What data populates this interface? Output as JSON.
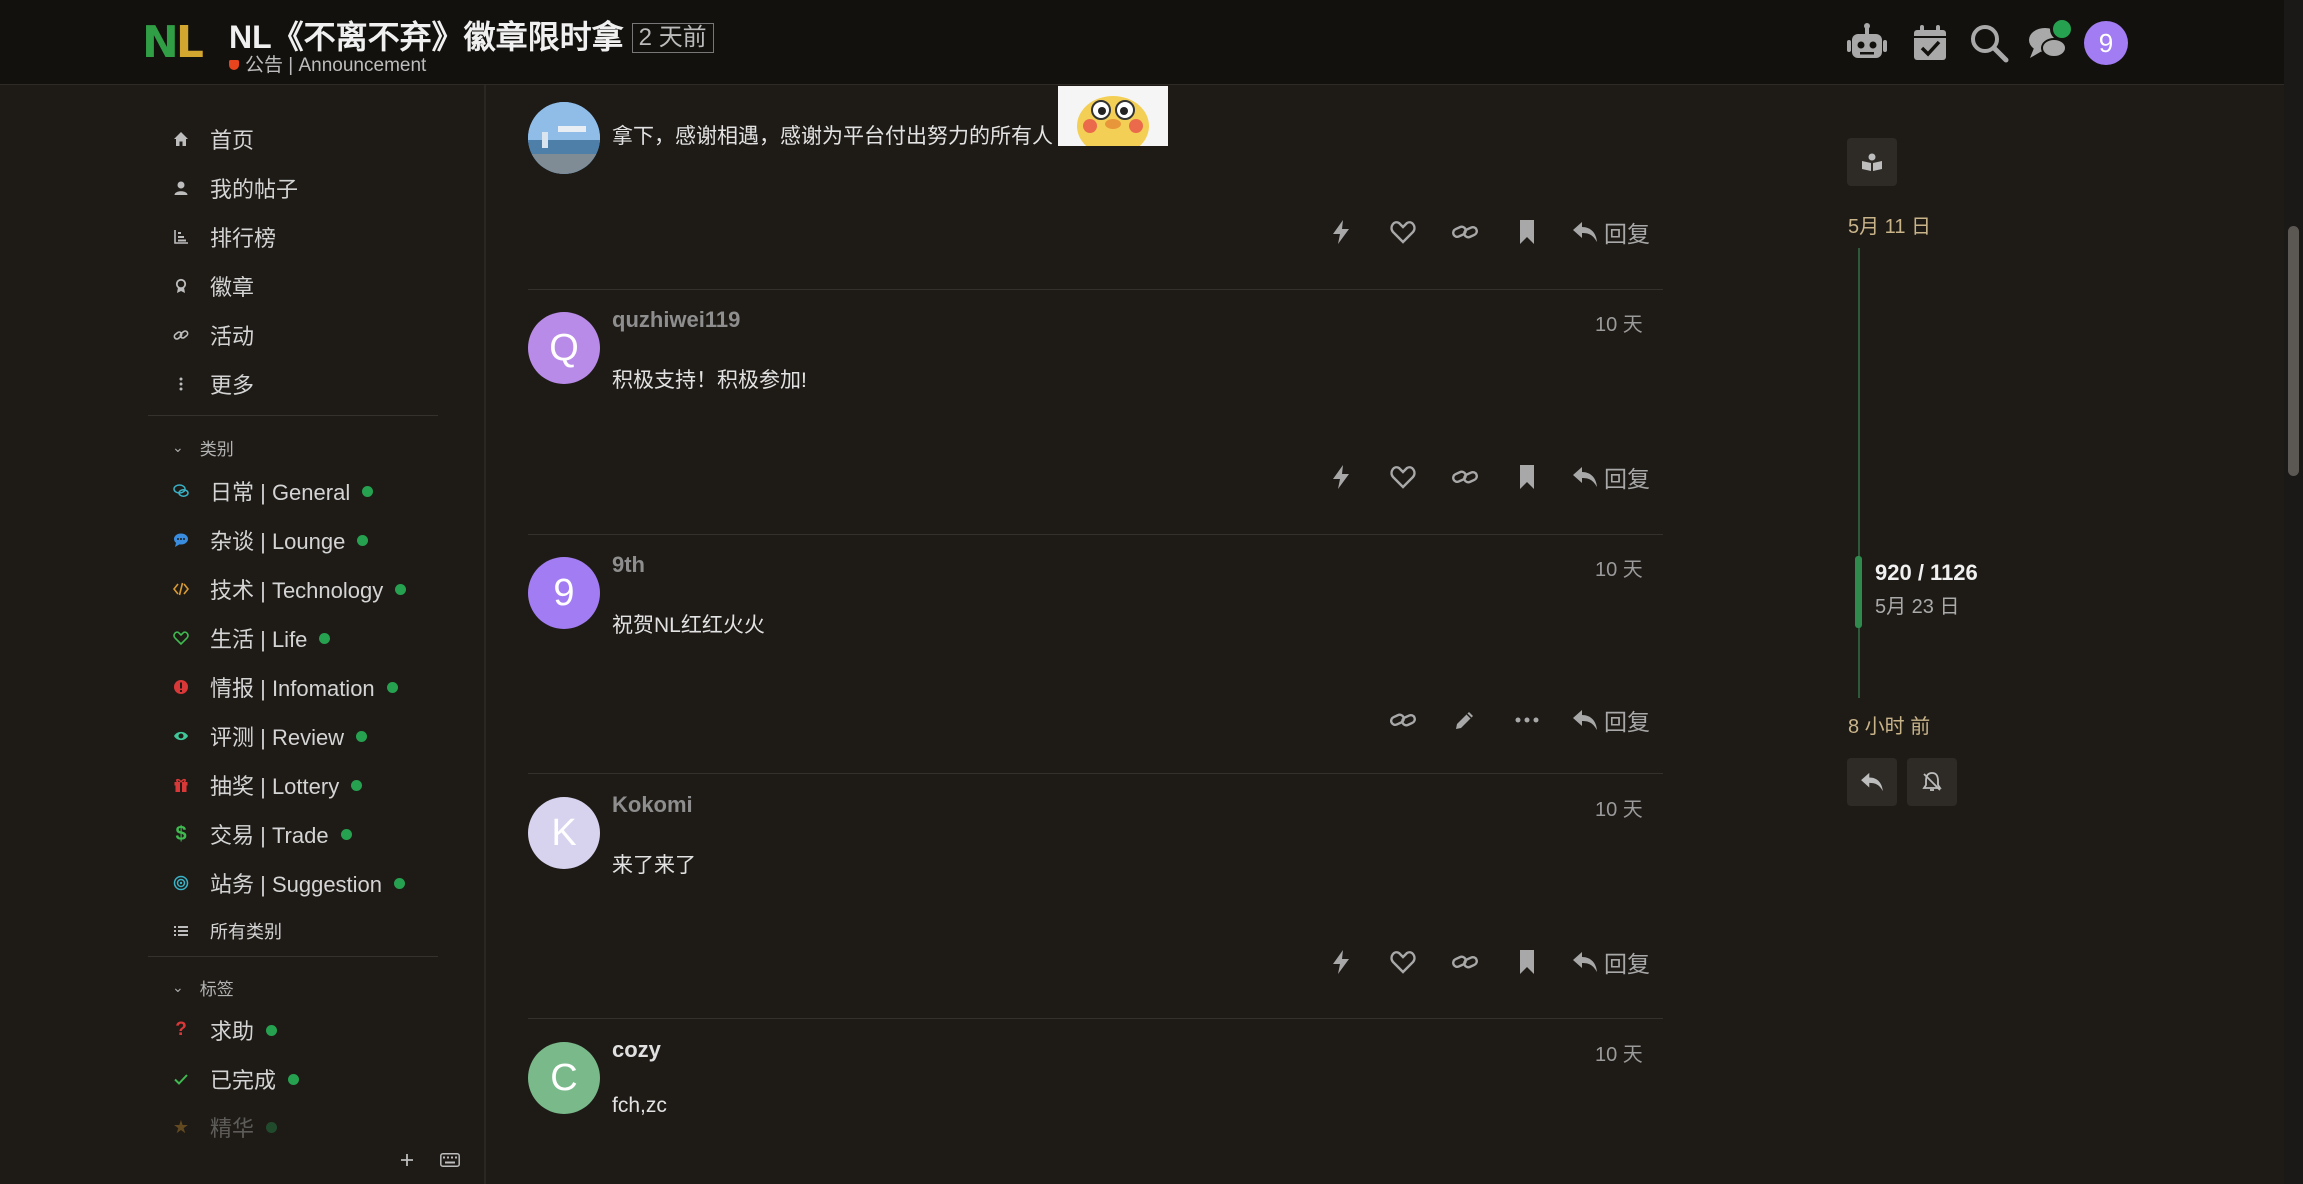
{
  "header": {
    "logo_text": "NL",
    "title": "NL《不离不弃》徽章限时拿",
    "age_badge": "2 天前",
    "category": "公告 | Announcement",
    "user_avatar_letter": "9"
  },
  "sidebar": {
    "nav": [
      {
        "label": "首页",
        "icon": "home-icon"
      },
      {
        "label": "我的帖子",
        "icon": "user-icon"
      },
      {
        "label": "排行榜",
        "icon": "chart-icon"
      },
      {
        "label": "徽章",
        "icon": "badge-icon"
      },
      {
        "label": "活动",
        "icon": "link-icon"
      },
      {
        "label": "更多",
        "icon": "more-icon"
      }
    ],
    "categories_heading": "类别",
    "categories": [
      {
        "label": "日常 | General",
        "icon": "chat-bubbles-icon",
        "color": "#3ab2c7"
      },
      {
        "label": "杂谈 | Lounge",
        "icon": "speech-icon",
        "color": "#3a8dde"
      },
      {
        "label": "技术 | Technology",
        "icon": "code-icon",
        "color": "#d99a34"
      },
      {
        "label": "生活 | Life",
        "icon": "heart-icon",
        "color": "#3fb950"
      },
      {
        "label": "情报 | Infomation",
        "icon": "info-icon",
        "color": "#d93838"
      },
      {
        "label": "评测 | Review",
        "icon": "eye-icon",
        "color": "#3fc79a"
      },
      {
        "label": "抽奖 | Lottery",
        "icon": "gift-icon",
        "color": "#d93838"
      },
      {
        "label": "交易 | Trade",
        "icon": "dollar-icon",
        "color": "#3fb950"
      },
      {
        "label": "站务 | Suggestion",
        "icon": "target-icon",
        "color": "#3ab2c7"
      }
    ],
    "all_categories": "所有类别",
    "tags_heading": "标签",
    "tags": [
      {
        "label": "求助",
        "icon": "question-icon",
        "color": "#d93838"
      },
      {
        "label": "已完成",
        "icon": "check-icon",
        "color": "#3fb950"
      },
      {
        "label": "精华",
        "icon": "star-icon",
        "color": "#e0a030"
      }
    ]
  },
  "posts": [
    {
      "username": "",
      "time": "",
      "body": "拿下，感谢相遇，感谢为平台付出努力的所有人",
      "avatar_letter": "",
      "avatar_color": "#5b8fc9"
    },
    {
      "username": "quzhiwei119",
      "time": "10 天",
      "body": "积极支持！积极参加!",
      "avatar_letter": "Q",
      "avatar_color": "#b98be8"
    },
    {
      "username": "9th",
      "time": "10 天",
      "body": "祝贺NL红红火火",
      "avatar_letter": "9",
      "avatar_color": "#a27cf2"
    },
    {
      "username": "Kokomi",
      "time": "10 天",
      "body": "来了来了",
      "avatar_letter": "K",
      "avatar_color": "#d7d2ee"
    },
    {
      "username": "cozy",
      "time": "10 天",
      "body": "fch,zc",
      "avatar_letter": "C",
      "avatar_color": "#79b98a"
    }
  ],
  "actions": {
    "reply_label": "回复"
  },
  "timeline": {
    "start_date": "5月 11 日",
    "position": "920 / 1126",
    "position_date": "5月 23 日",
    "end_label": "8 小时 前"
  },
  "colors": {
    "background": "#1e1b17",
    "header": "#12110e",
    "accent_green": "#26a150",
    "timeline_green": "#2f8a4d"
  }
}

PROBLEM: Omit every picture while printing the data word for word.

RESPONSE TO THIS TASK:
What data populates this interface? Output as JSON.
{
  "header": {
    "logo_text": "NL",
    "title": "NL《不离不弃》徽章限时拿",
    "age_badge": "2 天前",
    "category": "公告 | Announcement",
    "user_avatar_letter": "9"
  },
  "sidebar": {
    "nav": [
      {
        "label": "首页",
        "icon": "home-icon"
      },
      {
        "label": "我的帖子",
        "icon": "user-icon"
      },
      {
        "label": "排行榜",
        "icon": "chart-icon"
      },
      {
        "label": "徽章",
        "icon": "badge-icon"
      },
      {
        "label": "活动",
        "icon": "link-icon"
      },
      {
        "label": "更多",
        "icon": "more-icon"
      }
    ],
    "categories_heading": "类别",
    "categories": [
      {
        "label": "日常 | General",
        "icon": "chat-bubbles-icon",
        "color": "#3ab2c7"
      },
      {
        "label": "杂谈 | Lounge",
        "icon": "speech-icon",
        "color": "#3a8dde"
      },
      {
        "label": "技术 | Technology",
        "icon": "code-icon",
        "color": "#d99a34"
      },
      {
        "label": "生活 | Life",
        "icon": "heart-icon",
        "color": "#3fb950"
      },
      {
        "label": "情报 | Infomation",
        "icon": "info-icon",
        "color": "#d93838"
      },
      {
        "label": "评测 | Review",
        "icon": "eye-icon",
        "color": "#3fc79a"
      },
      {
        "label": "抽奖 | Lottery",
        "icon": "gift-icon",
        "color": "#d93838"
      },
      {
        "label": "交易 | Trade",
        "icon": "dollar-icon",
        "color": "#3fb950"
      },
      {
        "label": "站务 | Suggestion",
        "icon": "target-icon",
        "color": "#3ab2c7"
      }
    ],
    "all_categories": "所有类别",
    "tags_heading": "标签",
    "tags": [
      {
        "label": "求助",
        "icon": "question-icon",
        "color": "#d93838"
      },
      {
        "label": "已完成",
        "icon": "check-icon",
        "color": "#3fb950"
      },
      {
        "label": "精华",
        "icon": "star-icon",
        "color": "#e0a030"
      }
    ]
  },
  "posts": [
    {
      "username": "",
      "time": "",
      "body": "拿下，感谢相遇，感谢为平台付出努力的所有人",
      "avatar_letter": "",
      "avatar_color": "#5b8fc9"
    },
    {
      "username": "quzhiwei119",
      "time": "10 天",
      "body": "积极支持！积极参加!",
      "avatar_letter": "Q",
      "avatar_color": "#b98be8"
    },
    {
      "username": "9th",
      "time": "10 天",
      "body": "祝贺NL红红火火",
      "avatar_letter": "9",
      "avatar_color": "#a27cf2"
    },
    {
      "username": "Kokomi",
      "time": "10 天",
      "body": "来了来了",
      "avatar_letter": "K",
      "avatar_color": "#d7d2ee"
    },
    {
      "username": "cozy",
      "time": "10 天",
      "body": "fch,zc",
      "avatar_letter": "C",
      "avatar_color": "#79b98a"
    }
  ],
  "actions": {
    "reply_label": "回复"
  },
  "timeline": {
    "start_date": "5月 11 日",
    "position": "920 / 1126",
    "position_date": "5月 23 日",
    "end_label": "8 小时 前"
  },
  "colors": {
    "background": "#1e1b17",
    "header": "#12110e",
    "accent_green": "#26a150",
    "timeline_green": "#2f8a4d"
  }
}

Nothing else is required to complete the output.